Since we're on the topic of relieving oneself, let's talk about number 2. This was probably my greatest postpartum fear. I have a history of constipation (you really know everything there is to know about me now, don't you?) and I was terrified of the first postpartum BM. I tried to explain this to the nurses. They gave me a stool softener and I said, do you have something more. I know it will be difficult. Finally when hadn't gone the last day I was in the hospital, they agreed to give me Miralax. Thank goodness for this. I didn't end up having a BM until 3-4 days after I got home, but thankfully, due to the medications, it wasn't bad. My advice, don't deny the meds.
Now, onto the meds. I've never taken prescription pain killers. I don't know how I'd react to them, so when they offered me Percoset or Ibuprofen. I took the Ibuprofen. Again, everyone says to take the pain meds. But, I really didn't want to end up sick or loopy and the Ibuprofen seemed fine to me. And, next time, I'll probably stick with it. The pain was manageable. I was sore. What should I expect?
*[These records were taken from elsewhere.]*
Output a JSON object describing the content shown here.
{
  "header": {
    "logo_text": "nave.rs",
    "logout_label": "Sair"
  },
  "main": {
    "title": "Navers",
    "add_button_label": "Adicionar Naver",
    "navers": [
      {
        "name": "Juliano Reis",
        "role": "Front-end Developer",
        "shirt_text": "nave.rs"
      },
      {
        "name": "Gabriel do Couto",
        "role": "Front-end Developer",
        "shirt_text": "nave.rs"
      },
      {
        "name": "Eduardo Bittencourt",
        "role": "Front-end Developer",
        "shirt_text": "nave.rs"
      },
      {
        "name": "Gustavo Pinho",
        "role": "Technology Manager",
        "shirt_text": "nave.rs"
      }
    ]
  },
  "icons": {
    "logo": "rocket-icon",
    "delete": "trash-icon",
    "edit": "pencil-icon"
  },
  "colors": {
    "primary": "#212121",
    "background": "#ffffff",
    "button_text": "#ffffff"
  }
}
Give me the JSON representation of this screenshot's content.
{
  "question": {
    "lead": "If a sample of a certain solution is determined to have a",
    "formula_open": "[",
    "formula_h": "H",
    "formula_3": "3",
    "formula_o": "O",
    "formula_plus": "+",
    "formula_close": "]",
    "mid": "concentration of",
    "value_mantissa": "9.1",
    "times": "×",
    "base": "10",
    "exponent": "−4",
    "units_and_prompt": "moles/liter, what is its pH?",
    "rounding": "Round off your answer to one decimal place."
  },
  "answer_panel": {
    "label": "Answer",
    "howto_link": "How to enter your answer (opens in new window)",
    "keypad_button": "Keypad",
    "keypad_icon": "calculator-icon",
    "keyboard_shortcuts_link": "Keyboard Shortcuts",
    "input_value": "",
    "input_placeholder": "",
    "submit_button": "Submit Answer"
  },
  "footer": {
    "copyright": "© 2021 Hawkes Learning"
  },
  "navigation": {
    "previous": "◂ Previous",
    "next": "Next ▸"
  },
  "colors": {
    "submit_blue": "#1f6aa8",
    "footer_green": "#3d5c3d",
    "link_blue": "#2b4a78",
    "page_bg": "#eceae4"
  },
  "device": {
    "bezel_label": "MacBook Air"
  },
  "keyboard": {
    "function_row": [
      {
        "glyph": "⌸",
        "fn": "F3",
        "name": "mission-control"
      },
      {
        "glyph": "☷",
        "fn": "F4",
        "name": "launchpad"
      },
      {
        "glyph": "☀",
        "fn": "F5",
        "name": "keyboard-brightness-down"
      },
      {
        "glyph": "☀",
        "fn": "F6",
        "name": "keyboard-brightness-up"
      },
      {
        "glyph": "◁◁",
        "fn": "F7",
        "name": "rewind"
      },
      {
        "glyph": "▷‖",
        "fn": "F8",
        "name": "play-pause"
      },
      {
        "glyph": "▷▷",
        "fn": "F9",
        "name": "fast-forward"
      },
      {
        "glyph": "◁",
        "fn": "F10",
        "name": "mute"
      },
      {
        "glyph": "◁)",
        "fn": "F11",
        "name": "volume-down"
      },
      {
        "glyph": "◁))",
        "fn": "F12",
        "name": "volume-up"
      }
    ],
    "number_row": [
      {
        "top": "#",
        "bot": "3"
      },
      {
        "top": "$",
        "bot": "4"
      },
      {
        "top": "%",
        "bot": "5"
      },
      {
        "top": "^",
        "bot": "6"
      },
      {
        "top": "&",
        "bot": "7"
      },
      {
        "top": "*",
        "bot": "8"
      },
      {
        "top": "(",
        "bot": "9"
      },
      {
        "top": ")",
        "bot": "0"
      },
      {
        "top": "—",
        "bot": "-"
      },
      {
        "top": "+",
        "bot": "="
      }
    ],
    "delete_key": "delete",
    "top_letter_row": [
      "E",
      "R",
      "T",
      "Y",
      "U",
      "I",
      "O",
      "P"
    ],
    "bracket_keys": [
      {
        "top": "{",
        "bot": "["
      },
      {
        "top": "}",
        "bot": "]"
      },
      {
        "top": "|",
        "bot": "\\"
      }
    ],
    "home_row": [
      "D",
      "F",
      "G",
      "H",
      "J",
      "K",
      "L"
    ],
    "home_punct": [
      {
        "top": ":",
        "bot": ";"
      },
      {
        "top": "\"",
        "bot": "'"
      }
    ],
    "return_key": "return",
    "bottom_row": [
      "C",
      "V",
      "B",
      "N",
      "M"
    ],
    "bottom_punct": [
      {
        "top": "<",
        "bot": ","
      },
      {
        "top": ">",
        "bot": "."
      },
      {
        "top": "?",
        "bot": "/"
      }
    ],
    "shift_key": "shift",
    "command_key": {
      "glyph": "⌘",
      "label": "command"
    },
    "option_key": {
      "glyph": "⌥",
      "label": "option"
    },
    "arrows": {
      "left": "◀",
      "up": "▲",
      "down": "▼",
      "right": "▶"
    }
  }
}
So far, this doesn't seem so bad, right? It was all expected. There was swelling and pain. I expected that. What I didn't expect was the irritation it would be after I got home. For a solid week, getting up and down sucked. I was sore. I just wanted to move again without pain. My tailbone was sore. My nether regions were sore. My legs were sore. I had broken blood vessels in my eyes from pushing which were making my contacts uncomfortable. I was STILL swollen everywhere and I desperately wanted to put my wedding ring back on. (I finally forced it on after 3 weeks).
Again, going to the bathroom sucked. I just wanted to go pee like a normal person again. But, after 10 months I was experiencing bleeding again (no woman I know likes that...) and I had to be careful when wiping, use my peri bottle to rinse which I had to refill with warm water every time. It just... sucked. A month later and I'm still bleeding slightly and using the bathroom still isn't completely back to normal. I'm so done with pads.
Oh, and showering? I have a thing about showers. I LOVE my showers. Rob knows this and has done a great job of making sure I get my "shower time" every day. But, I couldn't shower completely normally either. My nipples felt like burns because of breastfeeding, I couldn't clean myself the way I normally had. I was nervous about doing something that would irritate things. It's a lot better now, but again, it took a solid 2 weeks for things to get better and after going through such a physical and mental change in such a short period of time, I craved a sense of normalcy in my body.
Here I am four weeks later and I still don't feel completely back to "normal." I know that normal is going to be different, but my body still has some healing to do.
And, for a genuinely sappy ending... I'd do it all again in a heartbeat. I've been blessed with the responsibility of bringing this perfect little life into the world and caring for her and I wouldn't trade it for anything.